Exercise materials: Begin
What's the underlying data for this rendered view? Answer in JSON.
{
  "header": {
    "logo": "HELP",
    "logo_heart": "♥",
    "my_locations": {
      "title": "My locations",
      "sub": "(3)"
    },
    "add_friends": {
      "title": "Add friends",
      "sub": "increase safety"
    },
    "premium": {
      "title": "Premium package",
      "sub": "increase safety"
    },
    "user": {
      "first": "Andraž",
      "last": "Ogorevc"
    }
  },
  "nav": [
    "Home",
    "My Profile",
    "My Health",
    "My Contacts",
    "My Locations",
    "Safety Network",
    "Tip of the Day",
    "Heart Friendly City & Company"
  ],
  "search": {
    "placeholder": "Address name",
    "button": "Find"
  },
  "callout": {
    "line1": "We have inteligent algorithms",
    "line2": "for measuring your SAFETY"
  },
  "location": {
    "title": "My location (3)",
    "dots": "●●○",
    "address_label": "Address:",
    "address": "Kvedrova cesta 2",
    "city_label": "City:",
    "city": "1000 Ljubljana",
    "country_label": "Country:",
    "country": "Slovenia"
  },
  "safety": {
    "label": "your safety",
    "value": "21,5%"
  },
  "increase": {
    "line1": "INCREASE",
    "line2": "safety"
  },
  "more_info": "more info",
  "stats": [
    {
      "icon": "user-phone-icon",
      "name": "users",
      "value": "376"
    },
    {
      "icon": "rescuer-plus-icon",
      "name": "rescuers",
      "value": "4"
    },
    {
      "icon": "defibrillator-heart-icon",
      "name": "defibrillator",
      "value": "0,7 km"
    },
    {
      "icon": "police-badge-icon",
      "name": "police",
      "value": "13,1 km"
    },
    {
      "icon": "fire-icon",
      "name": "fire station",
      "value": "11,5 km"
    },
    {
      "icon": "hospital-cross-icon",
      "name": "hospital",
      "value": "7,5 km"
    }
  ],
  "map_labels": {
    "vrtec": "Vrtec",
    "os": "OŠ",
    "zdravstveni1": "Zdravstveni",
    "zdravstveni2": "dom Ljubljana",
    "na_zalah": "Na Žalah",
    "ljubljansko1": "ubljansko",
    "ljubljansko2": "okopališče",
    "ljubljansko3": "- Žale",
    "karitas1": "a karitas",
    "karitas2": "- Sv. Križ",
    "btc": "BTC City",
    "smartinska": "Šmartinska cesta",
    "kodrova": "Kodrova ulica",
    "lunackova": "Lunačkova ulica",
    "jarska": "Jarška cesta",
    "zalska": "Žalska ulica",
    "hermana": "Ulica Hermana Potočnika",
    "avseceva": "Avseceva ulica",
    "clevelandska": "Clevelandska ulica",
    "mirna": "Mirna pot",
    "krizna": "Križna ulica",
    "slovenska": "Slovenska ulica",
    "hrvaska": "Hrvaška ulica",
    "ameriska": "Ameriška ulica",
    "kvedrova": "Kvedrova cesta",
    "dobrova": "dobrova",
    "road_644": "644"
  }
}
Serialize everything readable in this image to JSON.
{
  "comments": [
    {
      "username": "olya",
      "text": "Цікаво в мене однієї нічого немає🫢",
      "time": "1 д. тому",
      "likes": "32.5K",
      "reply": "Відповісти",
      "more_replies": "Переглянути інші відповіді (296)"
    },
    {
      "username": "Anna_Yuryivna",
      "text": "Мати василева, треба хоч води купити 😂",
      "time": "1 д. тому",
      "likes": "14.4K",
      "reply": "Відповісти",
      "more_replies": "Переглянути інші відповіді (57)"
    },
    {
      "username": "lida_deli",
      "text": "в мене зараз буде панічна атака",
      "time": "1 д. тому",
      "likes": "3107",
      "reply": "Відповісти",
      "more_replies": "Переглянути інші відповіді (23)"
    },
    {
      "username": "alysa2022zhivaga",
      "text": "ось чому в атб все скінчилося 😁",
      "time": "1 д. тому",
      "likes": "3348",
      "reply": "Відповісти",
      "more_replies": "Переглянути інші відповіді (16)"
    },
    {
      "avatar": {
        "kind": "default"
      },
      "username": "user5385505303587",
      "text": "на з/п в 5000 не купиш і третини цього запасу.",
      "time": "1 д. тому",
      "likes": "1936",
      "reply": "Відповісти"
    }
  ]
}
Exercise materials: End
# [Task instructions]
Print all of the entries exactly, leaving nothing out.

# [Solution for this exercise]
What's the underlying data for this rendered view? Answer in JSON.
{
  "header": {
    "logo": "HELP",
    "logo_heart": "♥",
    "my_locations": {
      "title": "My locations",
      "sub": "(3)"
    },
    "add_friends": {
      "title": "Add friends",
      "sub": "increase safety"
    },
    "premium": {
      "title": "Premium package",
      "sub": "increase safety"
    },
    "user": {
      "first": "Andraž",
      "last": "Ogorevc"
    }
  },
  "nav": [
    "Home",
    "My Profile",
    "My Health",
    "My Contacts",
    "My Locations",
    "Safety Network",
    "Tip of the Day",
    "Heart Friendly City & Company"
  ],
  "search": {
    "placeholder": "Address name",
    "button": "Find"
  },
  "callout": {
    "line1": "We have inteligent algorithms",
    "line2": "for measuring your SAFETY"
  },
  "location": {
    "title": "My location (3)",
    "dots": "●●○",
    "address_label": "Address:",
    "address": "Kvedrova cesta 2",
    "city_label": "City:",
    "city": "1000 Ljubljana",
    "country_label": "Country:",
    "country": "Slovenia"
  },
  "safety": {
    "label": "your safety",
    "value": "21,5%"
  },
  "increase": {
    "line1": "INCREASE",
    "line2": "safety"
  },
  "more_info": "more info",
  "stats": [
    {
      "icon": "user-phone-icon",
      "name": "users",
      "value": "376"
    },
    {
      "icon": "rescuer-plus-icon",
      "name": "rescuers",
      "value": "4"
    },
    {
      "icon": "defibrillator-heart-icon",
      "name": "defibrillator",
      "value": "0,7 km"
    },
    {
      "icon": "police-badge-icon",
      "name": "police",
      "value": "13,1 km"
    },
    {
      "icon": "fire-icon",
      "name": "fire station",
      "value": "11,5 km"
    },
    {
      "icon": "hospital-cross-icon",
      "name": "hospital",
      "value": "7,5 km"
    }
  ],
  "map_labels": {
    "vrtec": "Vrtec",
    "os": "OŠ",
    "zdravstveni1": "Zdravstveni",
    "zdravstveni2": "dom Ljubljana",
    "na_zalah": "Na Žalah",
    "ljubljansko1": "ubljansko",
    "ljubljansko2": "okopališče",
    "ljubljansko3": "- Žale",
    "karitas1": "a karitas",
    "karitas2": "- Sv. Križ",
    "btc": "BTC City",
    "smartinska": "Šmartinska cesta",
    "kodrova": "Kodrova ulica",
    "lunackova": "Lunačkova ulica",
    "jarska": "Jarška cesta",
    "zalska": "Žalska ulica",
    "hermana": "Ulica Hermana Potočnika",
    "avseceva": "Avseceva ulica",
    "clevelandska": "Clevelandska ulica",
    "mirna": "Mirna pot",
    "krizna": "Križna ulica",
    "slovenska": "Slovenska ulica",
    "hrvaska": "Hrvaška ulica",
    "ameriska": "Ameriška ulica",
    "kvedrova": "Kvedrova cesta",
    "dobrova": "dobrova",
    "road_644": "644"
  }
}
Serialize everything readable in this image to JSON.
{
  "comments": [
    {
      "username": "olya",
      "text": "Цікаво в мене однієї нічого немає🫢",
      "time": "1 д. тому",
      "likes": "32.5K",
      "reply": "Відповісти",
      "more_replies": "Переглянути інші відповіді (296)"
    },
    {
      "username": "Anna_Yuryivna",
      "text": "Мати василева, треба хоч води купити 😂",
      "time": "1 д. тому",
      "likes": "14.4K",
      "reply": "Відповісти",
      "more_replies": "Переглянути інші відповіді (57)"
    },
    {
      "username": "lida_deli",
      "text": "в мене зараз буде панічна атака",
      "time": "1 д. тому",
      "likes": "3107",
      "reply": "Відповісти",
      "more_replies": "Переглянути інші відповіді (23)"
    },
    {
      "username": "alysa2022zhivaga",
      "text": "ось чому в атб все скінчилося 😁",
      "time": "1 д. тому",
      "likes": "3348",
      "reply": "Відповісти",
      "more_replies": "Переглянути інші відповіді (16)"
    },
    {
      "avatar": {
        "kind": "default"
      },
      "username": "user5385505303587",
      "text": "на з/п в 5000 не купиш і третини цього запасу.",
      "time": "1 д. тому",
      "likes": "1936",
      "reply": "Відповісти"
    }
  ]
}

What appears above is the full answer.